:: SOURCE DATA ::
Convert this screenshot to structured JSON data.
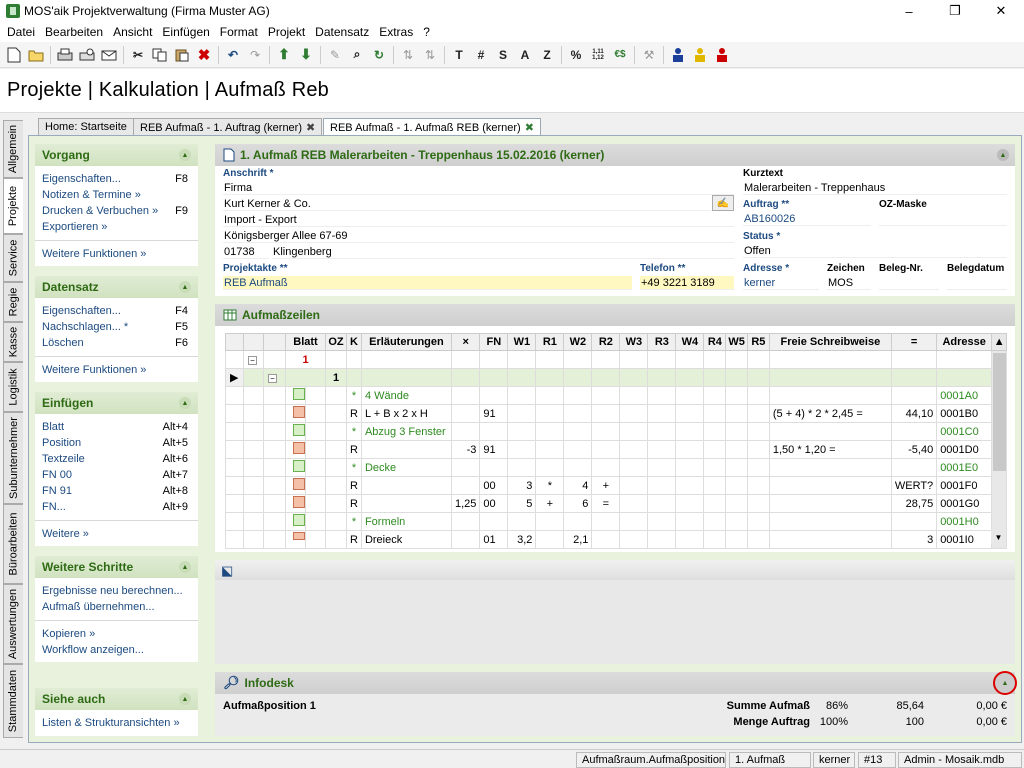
{
  "window": {
    "title": "MOS'aik Projektverwaltung (Firma Muster AG)"
  },
  "menu": [
    "Datei",
    "Bearbeiten",
    "Ansicht",
    "Einfügen",
    "Format",
    "Projekt",
    "Datensatz",
    "Extras",
    "?"
  ],
  "toolbar": {
    "text_buttons": [
      "T",
      "#",
      "S",
      "A",
      "Z",
      "%",
      "1,11\n1,12",
      "€$"
    ]
  },
  "header": {
    "title": "Projekte | Kalkulation | Aufmaß Reb"
  },
  "vtabs": [
    "Allgemein",
    "Projekte",
    "Service",
    "Regie",
    "Kasse",
    "Logistik",
    "Subunternehmer",
    "Büroarbeiten",
    "Auswertungen",
    "Stammdaten"
  ],
  "tabs": [
    {
      "label": "Home: Startseite"
    },
    {
      "label": "REB Aufmaß - 1. Auftrag (kerner)"
    },
    {
      "label": "REB Aufmaß - 1. Aufmaß REB (kerner)"
    }
  ],
  "sidebar": {
    "vorgang": {
      "title": "Vorgang",
      "items": [
        {
          "label": "Eigenschaften...",
          "key": "F8"
        },
        {
          "label": "Notizen & Termine »",
          "key": ""
        },
        {
          "label": "Drucken & Verbuchen »",
          "key": "F9"
        },
        {
          "label": "Exportieren »",
          "key": ""
        }
      ],
      "more": "Weitere Funktionen »"
    },
    "datensatz": {
      "title": "Datensatz",
      "items": [
        {
          "label": "Eigenschaften...",
          "key": "F4"
        },
        {
          "label": "Nachschlagen... *",
          "key": "F5"
        },
        {
          "label": "Löschen",
          "key": "F6"
        }
      ],
      "more": "Weitere Funktionen »"
    },
    "einfuegen": {
      "title": "Einfügen",
      "items": [
        {
          "label": "Blatt",
          "key": "Alt+4"
        },
        {
          "label": "Position",
          "key": "Alt+5"
        },
        {
          "label": "Textzeile",
          "key": "Alt+6"
        },
        {
          "label": "FN 00",
          "key": "Alt+7"
        },
        {
          "label": "FN 91",
          "key": "Alt+8"
        },
        {
          "label": "FN...",
          "key": "Alt+9"
        }
      ],
      "more": "Weitere »"
    },
    "schritte": {
      "title": "Weitere Schritte",
      "items": [
        "Ergebnisse neu berechnen...",
        "Aufmaß übernehmen..."
      ],
      "items2": [
        "Kopieren »",
        "Workflow anzeigen..."
      ]
    },
    "siehe": {
      "title": "Siehe auch",
      "items": [
        "Listen & Strukturansichten »"
      ]
    }
  },
  "form": {
    "title": "1. Aufmaß REB Malerarbeiten - Treppenhaus 15.02.2016 (kerner)",
    "anschrift_label": "Anschrift *",
    "anschrift": [
      "Firma",
      "Kurt Kerner & Co.",
      "Import - Export",
      "Königsberger Allee 67-69"
    ],
    "plz": "01738",
    "ort": "Klingenberg",
    "kurztext_label": "Kurztext",
    "kurztext": "Malerarbeiten - Treppenhaus",
    "auftrag_label": "Auftrag **",
    "auftrag": "AB160026",
    "ozmaske_label": "OZ-Maske",
    "ozmaske": "",
    "status_label": "Status *",
    "status": "Offen",
    "projektakte_label": "Projektakte **",
    "projektakte": "REB Aufmaß",
    "telefon_label": "Telefon **",
    "telefon": "+49 3221 3189",
    "adresse_label": "Adresse *",
    "adresse": "kerner",
    "zeichen_label": "Zeichen",
    "zeichen": "MOS",
    "belegnr_label": "Beleg-Nr.",
    "belegnr": "",
    "belegdatum_label": "Belegdatum",
    "belegdatum": ""
  },
  "aufmass": {
    "title": "Aufmaßzeilen",
    "columns": [
      "Blatt",
      "OZ",
      "K",
      "Erläuterungen",
      "×",
      "FN",
      "W1",
      "R1",
      "W2",
      "R2",
      "W3",
      "R3",
      "W4",
      "R4",
      "W5",
      "R5",
      "Freie Schreibweise",
      "=",
      "Adresse"
    ],
    "rows": [
      {
        "blatt": "1",
        "oz": "",
        "k": "",
        "erl": "",
        "x": "",
        "fn": "",
        "w1": "",
        "r1": "",
        "w2": "",
        "r2": "",
        "frei": "",
        "eq": "",
        "adr": ""
      },
      {
        "blatt": "",
        "oz": "1",
        "k": "",
        "erl": "",
        "x": "",
        "fn": "",
        "w1": "",
        "r1": "",
        "w2": "",
        "r2": "",
        "frei": "",
        "eq": "",
        "adr": ""
      },
      {
        "blatt": "",
        "oz": "",
        "k": "*",
        "erl": "4 Wände",
        "x": "",
        "fn": "",
        "w1": "",
        "r1": "",
        "w2": "",
        "r2": "",
        "frei": "",
        "eq": "",
        "adr": "0001A0"
      },
      {
        "blatt": "",
        "oz": "",
        "k": "R",
        "erl": "L + B x 2 x H",
        "x": "",
        "fn": "91",
        "w1": "",
        "r1": "",
        "w2": "",
        "r2": "",
        "frei": "(5 + 4) * 2 * 2,45 =",
        "eq": "44,10",
        "adr": "0001B0"
      },
      {
        "blatt": "",
        "oz": "",
        "k": "*",
        "erl": "Abzug 3 Fenster",
        "x": "",
        "fn": "",
        "w1": "",
        "r1": "",
        "w2": "",
        "r2": "",
        "frei": "",
        "eq": "",
        "adr": "0001C0"
      },
      {
        "blatt": "",
        "oz": "",
        "k": "R",
        "erl": "",
        "x": "-3",
        "fn": "91",
        "w1": "",
        "r1": "",
        "w2": "",
        "r2": "",
        "frei": "1,50 * 1,20 =",
        "eq": "-5,40",
        "adr": "0001D0"
      },
      {
        "blatt": "",
        "oz": "",
        "k": "*",
        "erl": "Decke",
        "x": "",
        "fn": "",
        "w1": "",
        "r1": "",
        "w2": "",
        "r2": "",
        "frei": "",
        "eq": "",
        "adr": "0001E0"
      },
      {
        "blatt": "",
        "oz": "",
        "k": "R",
        "erl": "",
        "x": "",
        "fn": "00",
        "w1": "3",
        "r1": "*",
        "w2": "4",
        "r2": "+",
        "frei": "",
        "eq": "WERT?",
        "adr": "0001F0"
      },
      {
        "blatt": "",
        "oz": "",
        "k": "R",
        "erl": "",
        "x": "1,25",
        "fn": "00",
        "w1": "5",
        "r1": "+",
        "w2": "6",
        "r2": "=",
        "frei": "",
        "eq": "28,75",
        "adr": "0001G0"
      },
      {
        "blatt": "",
        "oz": "",
        "k": "*",
        "erl": "Formeln",
        "x": "",
        "fn": "",
        "w1": "",
        "r1": "",
        "w2": "",
        "r2": "",
        "frei": "",
        "eq": "",
        "adr": "0001H0"
      },
      {
        "blatt": "",
        "oz": "",
        "k": "R",
        "erl": "Dreieck",
        "x": "",
        "fn": "01",
        "w1": "3,2",
        "r1": "",
        "w2": "2,1",
        "r2": "",
        "frei": "",
        "eq": "3",
        "adr": "0001I0"
      }
    ]
  },
  "infodesk": {
    "title": "Infodesk",
    "position": "Aufmaßposition 1",
    "summe_label": "Summe Aufmaß",
    "summe_pct": "86%",
    "summe_val": "85,64",
    "summe_eur": "0,00 €",
    "menge_label": "Menge Auftrag",
    "menge_pct": "100%",
    "menge_val": "100",
    "menge_eur": "0,00 €"
  },
  "statusbar": [
    "Aufmaßraum.Aufmaßposition",
    "1. Aufmaß REB",
    "kerner",
    "#13",
    "Admin - Mosaik.mdb"
  ]
}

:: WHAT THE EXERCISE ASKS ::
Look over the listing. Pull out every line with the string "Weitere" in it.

:: ANSWER BELOW ::
      "more": "Weitere Funktionen »"
      "more": "Weitere Funktionen »"
      "more": "Weitere »"
      "title": "Weitere Schritte",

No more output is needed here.